History and Culture of the San Luis Valley

The area comprising the SAN LUIS VALLEY and RIO GRANDE NATIONAL FOREST has a rich and colorful history.

Native American Paleo-Indian cultures, beginning with the Clovis and Folsom Complexes (11,000 years ago) were the first know inhabitants of the area. These and the following cultures of the Archaic Stage and the Ute Indians lived by hunting animals and gathering native plants found in the area.

The Spanish began exploring the San Luis area during the late 1500’s. In an attempt to get people to settle the area, Mexico established numerous land grants within the Spanish territory. In 1770, Don Juan Baustista de Anza traveled through the San Luis Valley and over Poncha Pass in attempt to crush the Comanches who threatened the Spanish settlers.

The valley remained largely unsettled until the area became the territory of the United States around 1850.

The first permanent settlement in Colorado, known as San Luis de la Culebra, was established in 1851 on the Rio Culebra River on the Sangre de Cristo Grant.

To protect the early settlers in the valley, Fort Massachusetts was established, north of San Luis, in 1852.

La Loma de San Jose, near present Del Norte, was first inhabited by Hispanic families in 1859 that left the Santa Fe area. Irrigation ditches were constructed and farms established. More extensive farming activities began in the 1880’s near Hooper and the area near Monte Vista where large-scale irrigation systems were built.
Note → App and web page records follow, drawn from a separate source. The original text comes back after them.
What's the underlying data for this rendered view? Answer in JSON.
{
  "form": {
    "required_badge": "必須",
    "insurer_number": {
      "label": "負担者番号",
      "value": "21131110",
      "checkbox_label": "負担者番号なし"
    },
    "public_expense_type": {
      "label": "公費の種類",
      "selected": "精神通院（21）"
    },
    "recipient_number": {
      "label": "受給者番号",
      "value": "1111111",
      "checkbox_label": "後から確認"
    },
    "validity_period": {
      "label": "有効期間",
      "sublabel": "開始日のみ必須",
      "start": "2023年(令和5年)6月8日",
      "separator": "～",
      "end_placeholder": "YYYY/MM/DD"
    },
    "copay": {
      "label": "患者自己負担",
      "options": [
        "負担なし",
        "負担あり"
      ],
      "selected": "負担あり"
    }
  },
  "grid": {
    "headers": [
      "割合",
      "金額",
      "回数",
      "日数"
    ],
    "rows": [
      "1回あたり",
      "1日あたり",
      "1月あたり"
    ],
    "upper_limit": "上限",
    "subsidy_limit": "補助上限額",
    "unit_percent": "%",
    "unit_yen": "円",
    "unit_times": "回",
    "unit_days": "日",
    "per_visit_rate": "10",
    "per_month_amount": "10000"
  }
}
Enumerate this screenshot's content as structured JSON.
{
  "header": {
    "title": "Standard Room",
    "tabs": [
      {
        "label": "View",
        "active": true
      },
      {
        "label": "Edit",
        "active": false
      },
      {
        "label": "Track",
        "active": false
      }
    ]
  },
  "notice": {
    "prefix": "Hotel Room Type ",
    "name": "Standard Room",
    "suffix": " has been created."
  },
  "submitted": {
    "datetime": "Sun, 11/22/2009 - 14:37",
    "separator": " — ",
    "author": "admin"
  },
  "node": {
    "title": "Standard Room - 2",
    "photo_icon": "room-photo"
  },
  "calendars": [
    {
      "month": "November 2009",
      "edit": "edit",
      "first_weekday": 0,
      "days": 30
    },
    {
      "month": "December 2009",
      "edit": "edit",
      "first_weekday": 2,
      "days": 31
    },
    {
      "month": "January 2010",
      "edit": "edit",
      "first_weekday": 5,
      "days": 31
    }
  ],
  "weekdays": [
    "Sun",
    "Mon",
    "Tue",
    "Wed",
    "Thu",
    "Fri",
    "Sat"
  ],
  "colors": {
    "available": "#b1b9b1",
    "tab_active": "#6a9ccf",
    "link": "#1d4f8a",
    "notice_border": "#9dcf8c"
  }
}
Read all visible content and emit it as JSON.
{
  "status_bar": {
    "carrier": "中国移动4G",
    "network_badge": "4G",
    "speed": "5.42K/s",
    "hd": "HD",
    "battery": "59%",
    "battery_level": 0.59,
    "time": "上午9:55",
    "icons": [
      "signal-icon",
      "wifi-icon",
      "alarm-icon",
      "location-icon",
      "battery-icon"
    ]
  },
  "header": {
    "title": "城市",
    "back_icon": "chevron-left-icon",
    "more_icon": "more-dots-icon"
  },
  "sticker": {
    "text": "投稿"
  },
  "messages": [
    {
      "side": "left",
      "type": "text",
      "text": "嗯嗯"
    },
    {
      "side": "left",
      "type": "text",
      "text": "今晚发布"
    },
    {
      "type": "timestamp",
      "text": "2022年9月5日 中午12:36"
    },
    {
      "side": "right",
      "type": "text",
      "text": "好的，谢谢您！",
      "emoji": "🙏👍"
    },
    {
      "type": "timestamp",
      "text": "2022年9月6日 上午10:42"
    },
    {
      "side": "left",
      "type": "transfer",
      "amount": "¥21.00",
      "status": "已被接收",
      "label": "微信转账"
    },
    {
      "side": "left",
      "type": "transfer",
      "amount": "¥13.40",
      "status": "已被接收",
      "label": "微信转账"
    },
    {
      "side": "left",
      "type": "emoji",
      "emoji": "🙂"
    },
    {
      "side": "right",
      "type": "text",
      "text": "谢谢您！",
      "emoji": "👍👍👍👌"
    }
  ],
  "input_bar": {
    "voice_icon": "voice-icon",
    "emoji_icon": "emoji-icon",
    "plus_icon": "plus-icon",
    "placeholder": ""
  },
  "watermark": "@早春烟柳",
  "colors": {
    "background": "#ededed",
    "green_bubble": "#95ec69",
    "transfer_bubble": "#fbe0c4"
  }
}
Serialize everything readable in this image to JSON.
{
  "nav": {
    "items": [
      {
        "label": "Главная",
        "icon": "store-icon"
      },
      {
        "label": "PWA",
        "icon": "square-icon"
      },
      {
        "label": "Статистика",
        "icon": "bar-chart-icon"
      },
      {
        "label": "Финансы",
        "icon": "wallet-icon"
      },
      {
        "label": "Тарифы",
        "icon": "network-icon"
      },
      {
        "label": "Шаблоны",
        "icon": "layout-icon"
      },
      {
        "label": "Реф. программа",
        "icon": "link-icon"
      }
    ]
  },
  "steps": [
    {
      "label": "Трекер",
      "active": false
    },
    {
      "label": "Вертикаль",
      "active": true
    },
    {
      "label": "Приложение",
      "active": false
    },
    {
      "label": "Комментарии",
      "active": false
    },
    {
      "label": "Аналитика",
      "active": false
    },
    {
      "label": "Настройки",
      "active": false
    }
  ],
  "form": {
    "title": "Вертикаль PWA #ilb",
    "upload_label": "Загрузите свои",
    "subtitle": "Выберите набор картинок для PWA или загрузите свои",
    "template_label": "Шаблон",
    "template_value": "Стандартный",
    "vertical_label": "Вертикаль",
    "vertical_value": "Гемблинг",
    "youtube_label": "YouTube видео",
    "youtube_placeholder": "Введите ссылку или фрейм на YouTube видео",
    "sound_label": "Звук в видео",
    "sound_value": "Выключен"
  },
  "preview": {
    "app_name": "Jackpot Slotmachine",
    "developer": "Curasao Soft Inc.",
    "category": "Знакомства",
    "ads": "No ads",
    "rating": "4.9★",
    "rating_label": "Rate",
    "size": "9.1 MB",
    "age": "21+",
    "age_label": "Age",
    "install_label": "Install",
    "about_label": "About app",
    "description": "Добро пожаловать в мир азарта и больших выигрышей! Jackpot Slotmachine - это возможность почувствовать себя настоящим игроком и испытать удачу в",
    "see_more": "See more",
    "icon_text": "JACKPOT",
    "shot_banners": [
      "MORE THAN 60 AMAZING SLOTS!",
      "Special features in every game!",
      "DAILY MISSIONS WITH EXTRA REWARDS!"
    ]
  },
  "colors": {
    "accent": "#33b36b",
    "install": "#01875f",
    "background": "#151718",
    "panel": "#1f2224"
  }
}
More: https://www.fs.usda.gov/detail/riogrande/learning/history-culture/?cid=stelprdb5172158